(Dataset rows for apps and sites)
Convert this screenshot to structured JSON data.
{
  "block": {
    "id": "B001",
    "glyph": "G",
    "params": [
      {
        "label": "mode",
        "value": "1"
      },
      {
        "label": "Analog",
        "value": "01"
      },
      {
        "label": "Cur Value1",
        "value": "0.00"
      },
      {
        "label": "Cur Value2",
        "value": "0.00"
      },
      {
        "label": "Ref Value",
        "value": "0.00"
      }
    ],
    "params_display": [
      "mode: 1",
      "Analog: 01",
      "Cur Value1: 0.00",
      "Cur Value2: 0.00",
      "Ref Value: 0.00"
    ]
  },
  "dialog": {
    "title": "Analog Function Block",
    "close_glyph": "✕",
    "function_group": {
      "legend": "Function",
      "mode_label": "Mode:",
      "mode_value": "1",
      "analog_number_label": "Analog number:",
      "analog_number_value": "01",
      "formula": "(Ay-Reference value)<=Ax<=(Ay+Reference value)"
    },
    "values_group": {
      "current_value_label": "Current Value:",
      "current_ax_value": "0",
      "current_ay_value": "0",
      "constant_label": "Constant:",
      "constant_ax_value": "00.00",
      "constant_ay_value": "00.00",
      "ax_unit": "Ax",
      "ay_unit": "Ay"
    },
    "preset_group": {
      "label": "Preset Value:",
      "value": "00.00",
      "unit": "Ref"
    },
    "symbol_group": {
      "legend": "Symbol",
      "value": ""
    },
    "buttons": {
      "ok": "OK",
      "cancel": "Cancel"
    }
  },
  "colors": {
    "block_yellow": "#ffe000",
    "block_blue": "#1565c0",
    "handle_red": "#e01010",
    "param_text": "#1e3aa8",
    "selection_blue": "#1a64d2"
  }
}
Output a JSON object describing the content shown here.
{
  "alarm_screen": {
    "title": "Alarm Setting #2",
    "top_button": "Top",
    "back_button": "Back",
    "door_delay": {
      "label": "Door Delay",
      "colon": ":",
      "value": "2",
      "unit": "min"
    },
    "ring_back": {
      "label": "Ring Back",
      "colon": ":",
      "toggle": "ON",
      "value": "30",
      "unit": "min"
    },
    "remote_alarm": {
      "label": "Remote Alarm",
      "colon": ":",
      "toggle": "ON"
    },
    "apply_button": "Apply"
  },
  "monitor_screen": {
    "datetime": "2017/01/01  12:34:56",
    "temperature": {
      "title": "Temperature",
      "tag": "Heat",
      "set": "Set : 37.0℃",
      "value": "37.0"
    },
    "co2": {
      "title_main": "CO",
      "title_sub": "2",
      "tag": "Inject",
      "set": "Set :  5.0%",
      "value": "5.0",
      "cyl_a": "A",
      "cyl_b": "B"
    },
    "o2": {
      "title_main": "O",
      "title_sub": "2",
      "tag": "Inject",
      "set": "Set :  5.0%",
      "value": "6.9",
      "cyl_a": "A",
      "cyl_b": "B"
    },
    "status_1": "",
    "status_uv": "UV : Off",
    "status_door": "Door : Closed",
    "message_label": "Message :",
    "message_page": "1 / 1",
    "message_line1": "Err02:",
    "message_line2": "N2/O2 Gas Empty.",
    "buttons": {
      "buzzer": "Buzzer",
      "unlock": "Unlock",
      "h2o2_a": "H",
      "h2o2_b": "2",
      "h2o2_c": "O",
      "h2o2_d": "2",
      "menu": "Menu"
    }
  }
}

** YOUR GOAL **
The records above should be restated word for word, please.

** EXPECTED ANSWER **
Convert this screenshot to structured JSON data.
{
  "block": {
    "id": "B001",
    "glyph": "G",
    "params": [
      {
        "label": "mode",
        "value": "1"
      },
      {
        "label": "Analog",
        "value": "01"
      },
      {
        "label": "Cur Value1",
        "value": "0.00"
      },
      {
        "label": "Cur Value2",
        "value": "0.00"
      },
      {
        "label": "Ref Value",
        "value": "0.00"
      }
    ],
    "params_display": [
      "mode: 1",
      "Analog: 01",
      "Cur Value1: 0.00",
      "Cur Value2: 0.00",
      "Ref Value: 0.00"
    ]
  },
  "dialog": {
    "title": "Analog Function Block",
    "close_glyph": "✕",
    "function_group": {
      "legend": "Function",
      "mode_label": "Mode:",
      "mode_value": "1",
      "analog_number_label": "Analog number:",
      "analog_number_value": "01",
      "formula": "(Ay-Reference value)<=Ax<=(Ay+Reference value)"
    },
    "values_group": {
      "current_value_label": "Current Value:",
      "current_ax_value": "0",
      "current_ay_value": "0",
      "constant_label": "Constant:",
      "constant_ax_value": "00.00",
      "constant_ay_value": "00.00",
      "ax_unit": "Ax",
      "ay_unit": "Ay"
    },
    "preset_group": {
      "label": "Preset Value:",
      "value": "00.00",
      "unit": "Ref"
    },
    "symbol_group": {
      "legend": "Symbol",
      "value": ""
    },
    "buttons": {
      "ok": "OK",
      "cancel": "Cancel"
    }
  },
  "colors": {
    "block_yellow": "#ffe000",
    "block_blue": "#1565c0",
    "handle_red": "#e01010",
    "param_text": "#1e3aa8",
    "selection_blue": "#1a64d2"
  }
}
Output a JSON object describing the content shown here.
{
  "alarm_screen": {
    "title": "Alarm Setting #2",
    "top_button": "Top",
    "back_button": "Back",
    "door_delay": {
      "label": "Door Delay",
      "colon": ":",
      "value": "2",
      "unit": "min"
    },
    "ring_back": {
      "label": "Ring Back",
      "colon": ":",
      "toggle": "ON",
      "value": "30",
      "unit": "min"
    },
    "remote_alarm": {
      "label": "Remote Alarm",
      "colon": ":",
      "toggle": "ON"
    },
    "apply_button": "Apply"
  },
  "monitor_screen": {
    "datetime": "2017/01/01  12:34:56",
    "temperature": {
      "title": "Temperature",
      "tag": "Heat",
      "set": "Set : 37.0℃",
      "value": "37.0"
    },
    "co2": {
      "title_main": "CO",
      "title_sub": "2",
      "tag": "Inject",
      "set": "Set :  5.0%",
      "value": "5.0",
      "cyl_a": "A",
      "cyl_b": "B"
    },
    "o2": {
      "title_main": "O",
      "title_sub": "2",
      "tag": "Inject",
      "set": "Set :  5.0%",
      "value": "6.9",
      "cyl_a": "A",
      "cyl_b": "B"
    },
    "status_1": "",
    "status_uv": "UV : Off",
    "status_door": "Door : Closed",
    "message_label": "Message :",
    "message_page": "1 / 1",
    "message_line1": "Err02:",
    "message_line2": "N2/O2 Gas Empty.",
    "buttons": {
      "buzzer": "Buzzer",
      "unlock": "Unlock",
      "h2o2_a": "H",
      "h2o2_b": "2",
      "h2o2_c": "O",
      "h2o2_d": "2",
      "menu": "Menu"
    }
  }
}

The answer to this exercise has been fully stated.